One such example is the rail leasing industry. Rent in this context is usually broken down into capital and maintenance rent; although the capital rent element rarely incorporates explicit inflation linkage, maintenance rent contracts generally do, and these have resulted in significant price increases over the past two years.

Another important consideration is the capacity of the core services delivered by these assets to pass costs on to consumers. Higher prices can help to offset the erosive impact of inflation and rate rises on cash flows, although in some cases there is a lag before price rises can be implemented.

Given the strong fundamentals underpinning the asset class and the robust nature of infrastructure cash flows, we expect valuations to remain relatively stable based on current inflation and interest rate expectations.

Are infrastructure projects increasing?
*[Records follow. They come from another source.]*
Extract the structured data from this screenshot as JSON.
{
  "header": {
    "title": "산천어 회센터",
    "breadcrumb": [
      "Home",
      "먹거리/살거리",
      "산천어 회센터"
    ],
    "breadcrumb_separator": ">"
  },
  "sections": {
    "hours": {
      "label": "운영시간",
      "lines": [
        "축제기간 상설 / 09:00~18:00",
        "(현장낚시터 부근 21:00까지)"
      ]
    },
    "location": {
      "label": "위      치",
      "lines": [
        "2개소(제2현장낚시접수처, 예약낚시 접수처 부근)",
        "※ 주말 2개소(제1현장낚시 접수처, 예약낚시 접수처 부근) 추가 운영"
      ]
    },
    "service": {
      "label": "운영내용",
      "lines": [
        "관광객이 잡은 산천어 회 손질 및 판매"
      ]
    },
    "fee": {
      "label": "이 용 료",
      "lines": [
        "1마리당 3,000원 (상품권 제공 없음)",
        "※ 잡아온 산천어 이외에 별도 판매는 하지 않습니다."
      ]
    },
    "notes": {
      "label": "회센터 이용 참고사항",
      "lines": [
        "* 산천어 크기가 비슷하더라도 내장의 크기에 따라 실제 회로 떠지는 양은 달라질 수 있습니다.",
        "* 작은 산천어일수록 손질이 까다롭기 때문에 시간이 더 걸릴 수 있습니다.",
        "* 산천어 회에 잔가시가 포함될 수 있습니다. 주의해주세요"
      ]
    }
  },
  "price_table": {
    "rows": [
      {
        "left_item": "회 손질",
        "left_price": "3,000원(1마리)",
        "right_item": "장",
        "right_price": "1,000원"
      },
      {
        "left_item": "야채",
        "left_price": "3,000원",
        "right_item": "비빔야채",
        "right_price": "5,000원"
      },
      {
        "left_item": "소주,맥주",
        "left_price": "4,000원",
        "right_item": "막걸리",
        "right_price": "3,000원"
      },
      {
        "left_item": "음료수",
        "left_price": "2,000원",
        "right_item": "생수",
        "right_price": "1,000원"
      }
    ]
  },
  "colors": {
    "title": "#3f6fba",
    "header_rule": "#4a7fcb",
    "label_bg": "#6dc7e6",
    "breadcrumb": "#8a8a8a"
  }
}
Looking ahead, there are clear signs that investment opportunities are on the rise.

For a start, the current pipeline of capital projects seeking funding more than accounts for the ‘dry powder’- the capital committed to private investment currently awaiting allocation. That trend towards increasing competition for funds will only be magnified by the transition to greener energy and the need to modernise, replace and decarbonise existing infrastructure assets.

Taking the UK as an example, in October 2021 the Government set an ambition for all electricity generation to be decarbonised by 2035. But a recent report from the House of Commons suggested there is a lot that needs to be done to meet that target, with gas still accounting for 40% of our electricity supply1.

Indeed, the pressure to transition to a low-carbon operation globally may result in an upturn in financial and corporate owners looking to sell because they cannot meet the capital requirements – providing further potential openings for well-capitalised investors.

Given the dynamics of the energy transition plus the fact that investment capital has been so hard to come by over the past difficult year, we anticipate that there will also be demand for additional ‘follow on’ investment.

The bottom line is that for the first time in this maturing asset class, capital expenditure (the money companies use to purchase, upgrade or extend the life of an asset) is expected to outpace depreciation for at least the next decade. And that amounts to terrific opportunities for investors in a position to take advantage of them.

Overall, the outlook is a positive one for 2024 and beyond. We expect core private infrastructure to generate strong risk-adjusted returns with low correlation to conventional investments, consistent cash yields and an ongoing, in-built inflation provision.

How can retail investors make the most of infrastructure opportunities?

For retail investors looking for exposure to this asset class, JPMorgan Global Core Real Assets Limited (JARA) is an investment trust investing in a range of global real assets. The trust benefits from not only access to one of the world’s largest alternatives platforms, but over 30 years’ experience of the Alternatives Solutions Group, and 300+ investment professionals specialising in alternative investments.

1 House of Commons “Decarbonisation of the power sector”, Eleventh Report of Session 2022-23, p.7